Stored data:
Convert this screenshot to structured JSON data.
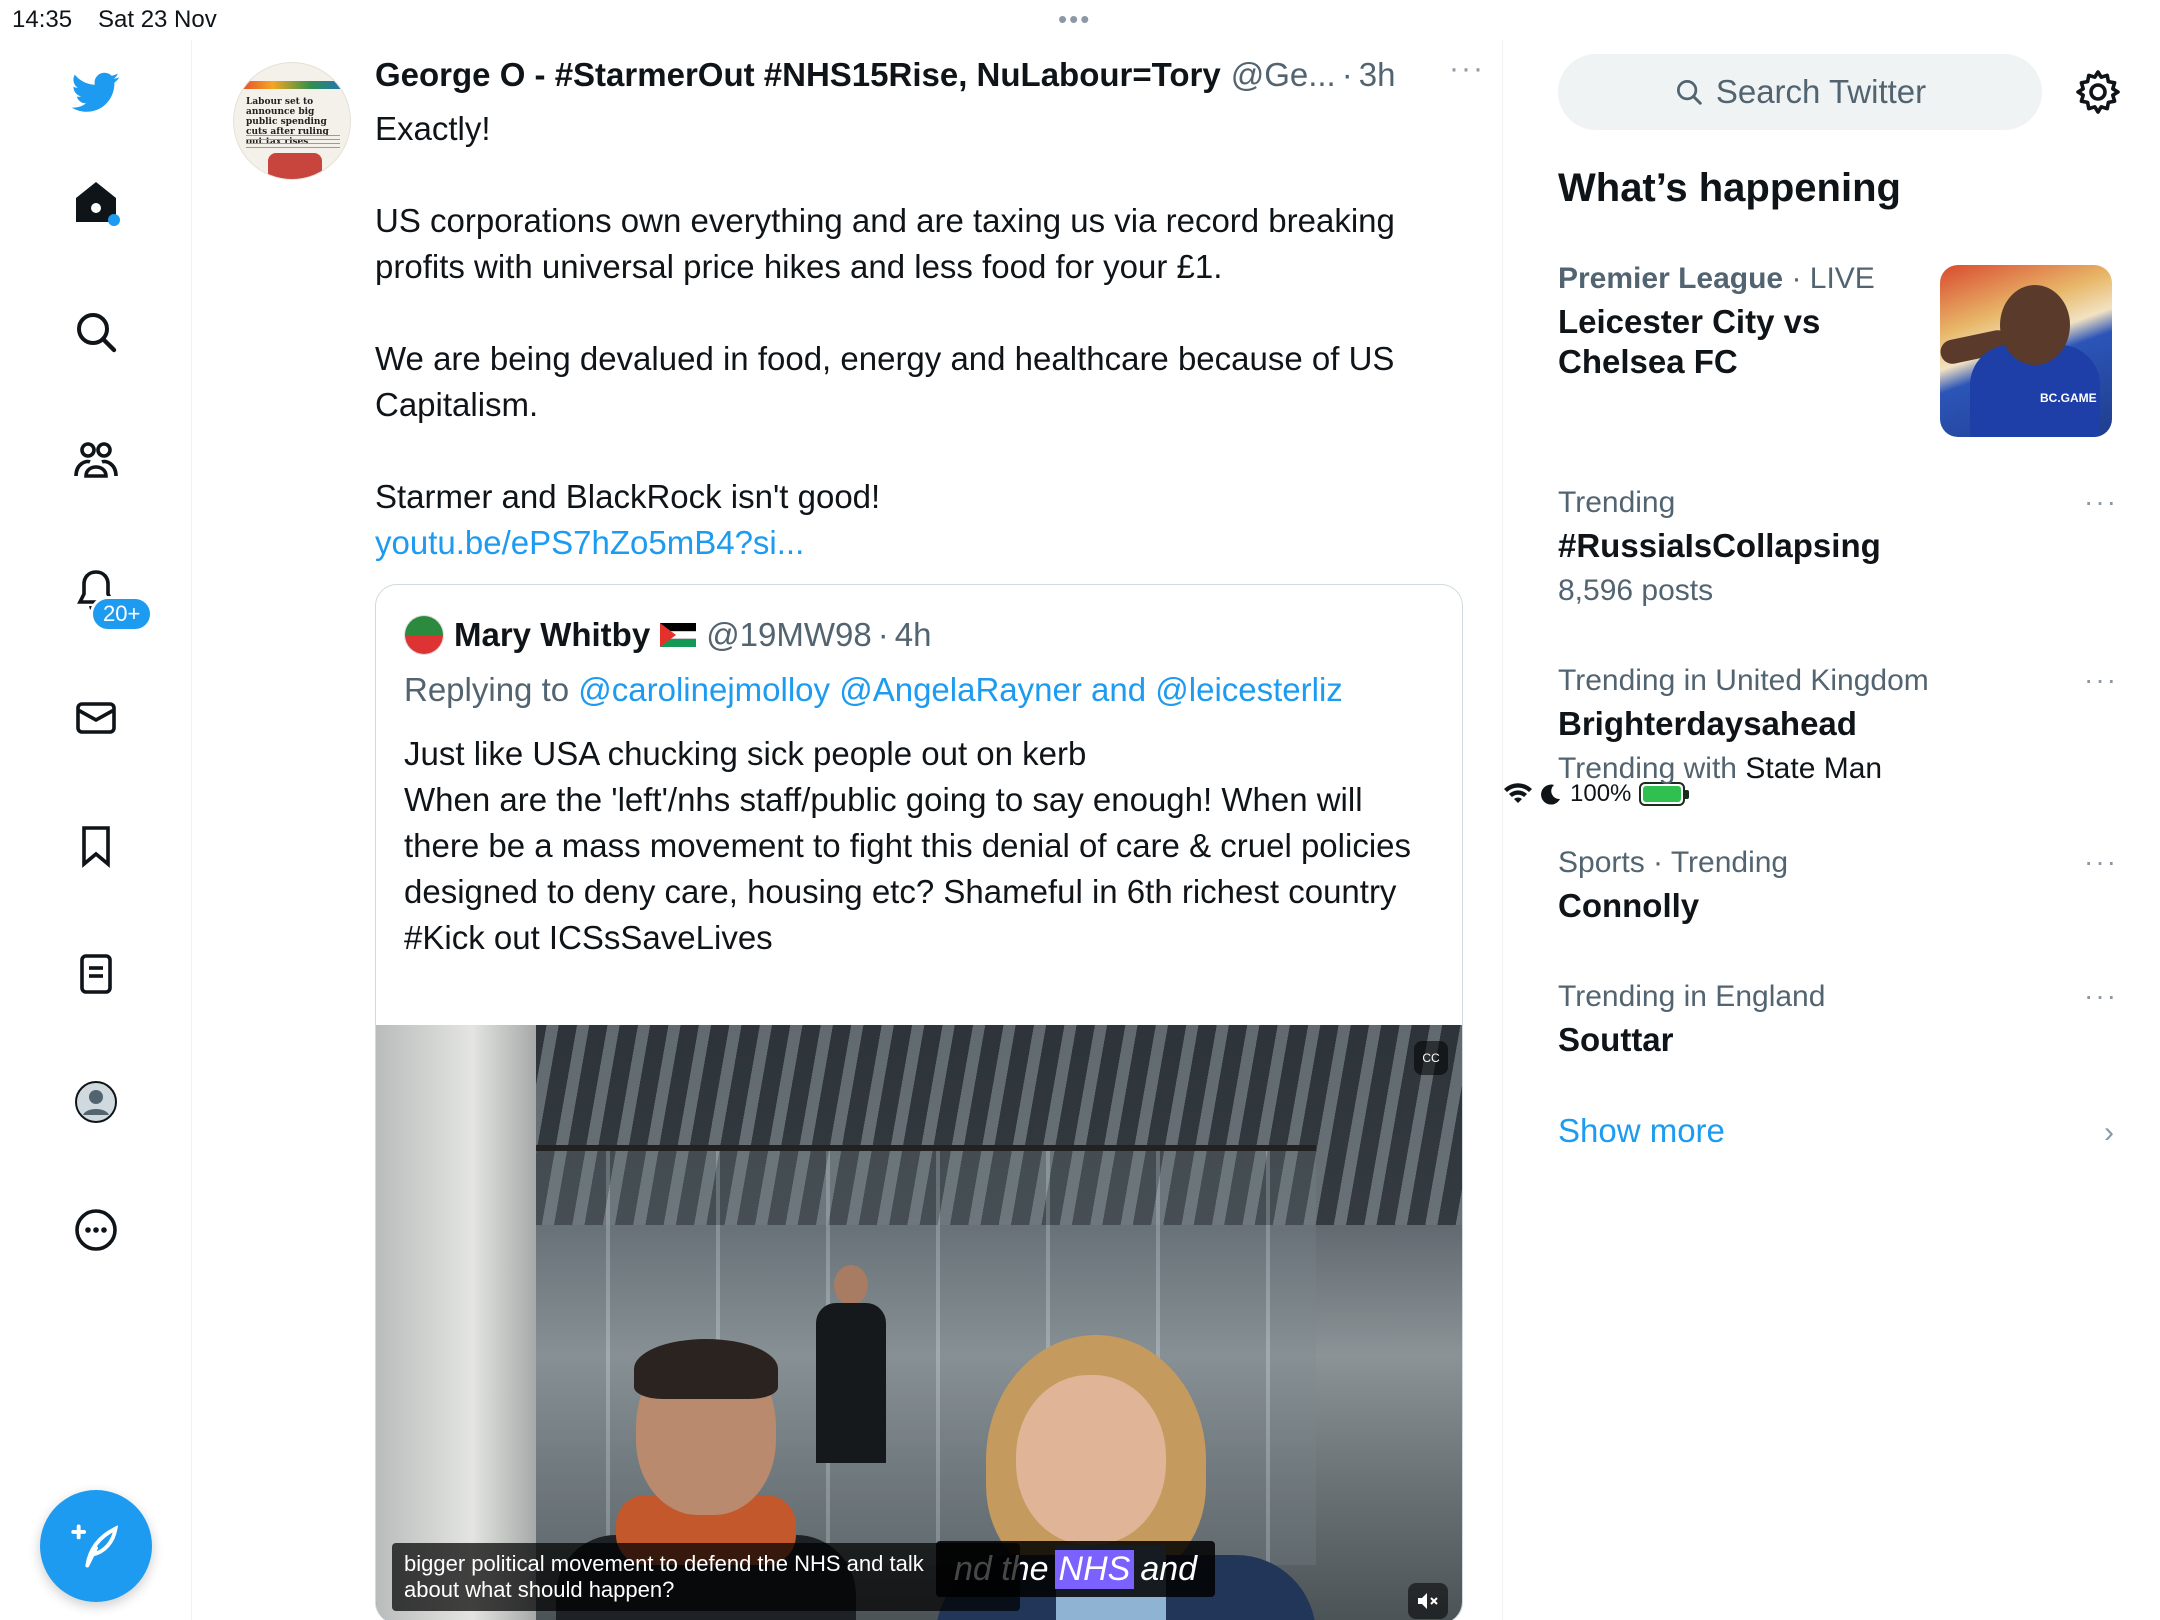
{
  "status": {
    "time": "14:35",
    "date": "Sat 23 Nov",
    "battery": "100%"
  },
  "nav": {
    "notifications_badge": "20+",
    "accent": "#1d9bf0"
  },
  "tweet": {
    "author_name": "George O - #StarmerOut #NHS15Rise, NuLabour=Tory",
    "author_handle": "@Ge...",
    "time": "3h",
    "more": "···",
    "lines": [
      "Exactly!",
      "US corporations own everything and are taxing us via record breaking profits with universal price hikes and less food for your £1.",
      "We are being devalued in food, energy and healthcare because of US Capitalism.",
      "Starmer and BlackRock isn't good!"
    ],
    "link": "youtu.be/ePS7hZo5mB4?si..."
  },
  "quote": {
    "author_name": "Mary Whitby",
    "author_handle": "@19MW98",
    "time": "4h",
    "replying_prefix": "Replying to",
    "mention1": "@carolinejmolloy",
    "mention2": "@AngelaRayner",
    "and": "and",
    "mention3": "@leicesterliz",
    "lines": [
      "Just like USA chucking sick people out on kerb",
      "When are the 'left'/nhs staff/public going to say enough! When will there be a mass movement to fight this denial of care & cruel policies designed to deny care, housing etc?  Shameful in 6th richest country",
      "#Kick out ICSsSaveLives"
    ],
    "video": {
      "caption_line1": "bigger political movement to defend the NHS and talk",
      "caption_line2": "about what should happen?",
      "burned_pre": "nd the",
      "burned_highlight": "NHS",
      "burned_post": "and",
      "cc": "CC"
    }
  },
  "sidebar": {
    "search_placeholder": "Search Twitter",
    "heading": "What’s happening",
    "trends": [
      {
        "meta_bold": "Premier League",
        "meta": " · LIVE",
        "title": "Leicester City vs Chelsea FC",
        "sub": ""
      },
      {
        "meta": "Trending",
        "title": "#RussiaIsCollapsing",
        "sub": "8,596 posts"
      },
      {
        "meta": "Trending in United Kingdom",
        "title": "Brighterdaysahead",
        "sub_prefix": "Trending with",
        "sub_name": "State Man"
      },
      {
        "meta": "Sports · Trending",
        "title": "Connolly",
        "sub": ""
      },
      {
        "meta": "Trending in England",
        "title": "Souttar",
        "sub": ""
      }
    ],
    "trend_more": "···",
    "show_more": "Show more",
    "image_logo": "BC.GAME"
  }
}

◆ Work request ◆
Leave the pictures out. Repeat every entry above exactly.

◆ Written answer ◆
Convert this screenshot to structured JSON data.
{
  "status": {
    "time": "14:35",
    "date": "Sat 23 Nov",
    "battery": "100%"
  },
  "nav": {
    "notifications_badge": "20+",
    "accent": "#1d9bf0"
  },
  "tweet": {
    "author_name": "George O - #StarmerOut #NHS15Rise, NuLabour=Tory",
    "author_handle": "@Ge...",
    "time": "3h",
    "more": "···",
    "lines": [
      "Exactly!",
      "US corporations own everything and are taxing us via record breaking profits with universal price hikes and less food for your £1.",
      "We are being devalued in food, energy and healthcare because of US Capitalism.",
      "Starmer and BlackRock isn't good!"
    ],
    "link": "youtu.be/ePS7hZo5mB4?si..."
  },
  "quote": {
    "author_name": "Mary Whitby",
    "author_handle": "@19MW98",
    "time": "4h",
    "replying_prefix": "Replying to",
    "mention1": "@carolinejmolloy",
    "mention2": "@AngelaRayner",
    "and": "and",
    "mention3": "@leicesterliz",
    "lines": [
      "Just like USA chucking sick people out on kerb",
      "When are the 'left'/nhs staff/public going to say enough! When will there be a mass movement to fight this denial of care & cruel policies designed to deny care, housing etc?  Shameful in 6th richest country",
      "#Kick out ICSsSaveLives"
    ],
    "video": {
      "caption_line1": "bigger political movement to defend the NHS and talk",
      "caption_line2": "about what should happen?",
      "burned_pre": "nd the",
      "burned_highlight": "NHS",
      "burned_post": "and",
      "cc": "CC"
    }
  },
  "sidebar": {
    "search_placeholder": "Search Twitter",
    "heading": "What’s happening",
    "trends": [
      {
        "meta_bold": "Premier League",
        "meta": " · LIVE",
        "title": "Leicester City vs Chelsea FC",
        "sub": ""
      },
      {
        "meta": "Trending",
        "title": "#RussiaIsCollapsing",
        "sub": "8,596 posts"
      },
      {
        "meta": "Trending in United Kingdom",
        "title": "Brighterdaysahead",
        "sub_prefix": "Trending with",
        "sub_name": "State Man"
      },
      {
        "meta": "Sports · Trending",
        "title": "Connolly",
        "sub": ""
      },
      {
        "meta": "Trending in England",
        "title": "Souttar",
        "sub": ""
      }
    ],
    "trend_more": "···",
    "show_more": "Show more",
    "image_logo": "BC.GAME"
  }
}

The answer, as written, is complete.